**Exercise brief:** Start at the line that contains "What's the underlying" in the listing below and extract every line through the last, exactly; leave pictures out.
- Opening Delimiter -
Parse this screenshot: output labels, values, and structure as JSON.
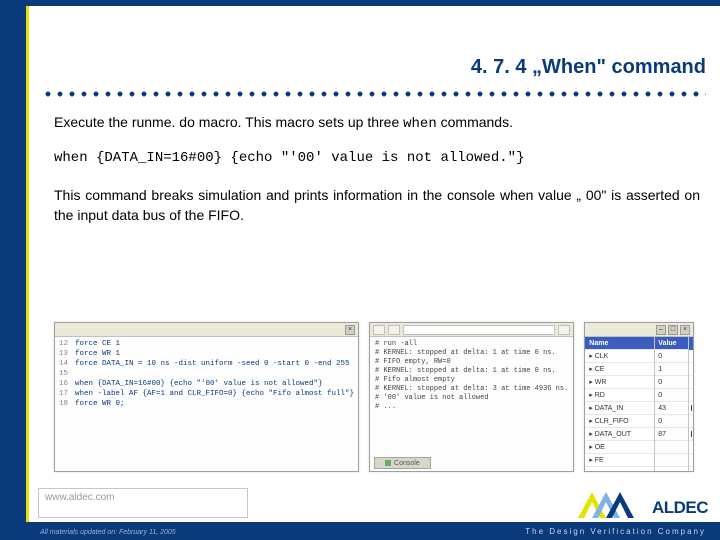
{
  "title": "4. 7. 4 „When\" command",
  "para1_a": "Execute the runme. do macro.  This macro sets up three ",
  "para1_b": "when",
  "para1_c": " commands.",
  "code": "when  {DATA_IN=16#00}  {echo  \"'00'  value  is  not allowed.\"}",
  "para2": "This command breaks simulation and prints information in the console when value „ 00\" is asserted on the input data bus of the FIFO.",
  "dofile": {
    "lines": [
      "force CE 1",
      "force WR 1",
      "force DATA_IN = 10 ns -dist uniform -seed 0 -start 0 -end 255",
      "",
      "when {DATA_IN=16#00} {echo \"'00' value is not allowed\"}",
      "when -label AF {AF=1 and CLR_FIFO=0} {echo \"Fifo almost full\"}",
      "force WR 0;"
    ],
    "startno": 12
  },
  "console": {
    "lines": [
      "# run -all",
      "# KERNEL: stopped at delta: 1 at time 0 ns.",
      "# FIFO empty, RW=0",
      "# KERNEL: stopped at delta: 1 at time 0 ns.",
      "# Fifo almost empty",
      "# KERNEL: stopped at delta: 3 at time 4936 ns.",
      "# '00' value is not allowed",
      "# ..."
    ],
    "tab": "Console"
  },
  "wave": {
    "headers": [
      "Name",
      "Value"
    ],
    "signals": [
      {
        "name": "CLK",
        "val": "0",
        "kind": "clock"
      },
      {
        "name": "CE",
        "val": "1",
        "kind": "high"
      },
      {
        "name": "WR",
        "val": "0",
        "kind": "low"
      },
      {
        "name": "RD",
        "val": "0",
        "kind": "low"
      },
      {
        "name": "DATA_IN",
        "val": "43",
        "kind": "bus"
      },
      {
        "name": "CLR_FIFO",
        "val": "0",
        "kind": "low"
      },
      {
        "name": "DATA_OUT",
        "val": "87",
        "kind": "bus2"
      },
      {
        "name": "OE",
        "val": "",
        "kind": "low"
      },
      {
        "name": "FE",
        "val": "",
        "kind": "low"
      }
    ]
  },
  "footer": {
    "url": "www.aldec.com",
    "note": "All materials updated on: February 11, 2005",
    "brand": "ALDEC",
    "tagline": "The Design Verification Company"
  },
  "icons": {
    "close": "×"
  }
}
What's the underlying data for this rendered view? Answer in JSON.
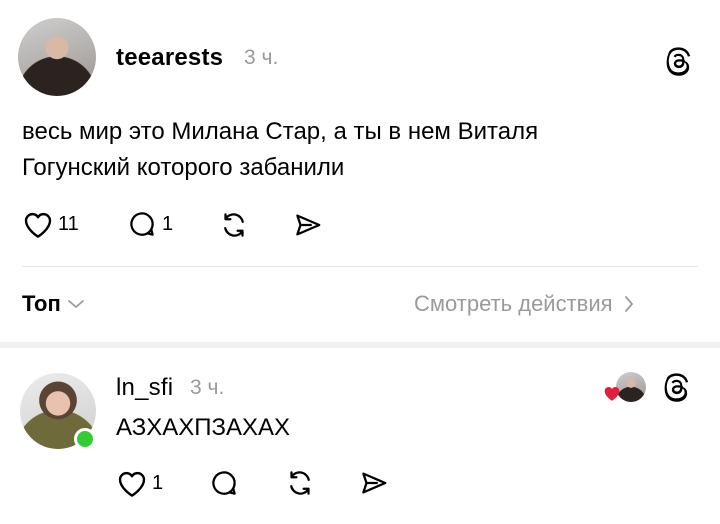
{
  "post": {
    "username": "teearests",
    "time": "3 ч.",
    "text": "весь мир это Милана Стар, а ты в нем Виталя Гогунский которого забанили",
    "likes": "11",
    "replies": "1"
  },
  "sort": {
    "label": "Топ",
    "activity_label": "Смотреть действия"
  },
  "reply": {
    "username": "ln_sfi",
    "time": "3 ч.",
    "text": "АЗХАХПЗАХАХ",
    "likes": "1",
    "liked_by_author_color": "#e0203a"
  },
  "colors": {
    "online": "#33cc33",
    "muted": "#9a9a9a"
  }
}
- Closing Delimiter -
**Exercise result:**
What's the underlying data for this rendered view? Answer in JSON.
{
  "post": {
    "username": "teearests",
    "time": "3 ч.",
    "text": "весь мир это Милана Стар, а ты в нем Виталя Гогунский которого забанили",
    "likes": "11",
    "replies": "1"
  },
  "sort": {
    "label": "Топ",
    "activity_label": "Смотреть действия"
  },
  "reply": {
    "username": "ln_sfi",
    "time": "3 ч.",
    "text": "АЗХАХПЗАХАХ",
    "likes": "1",
    "liked_by_author_color": "#e0203a"
  },
  "colors": {
    "online": "#33cc33",
    "muted": "#9a9a9a"
  }
}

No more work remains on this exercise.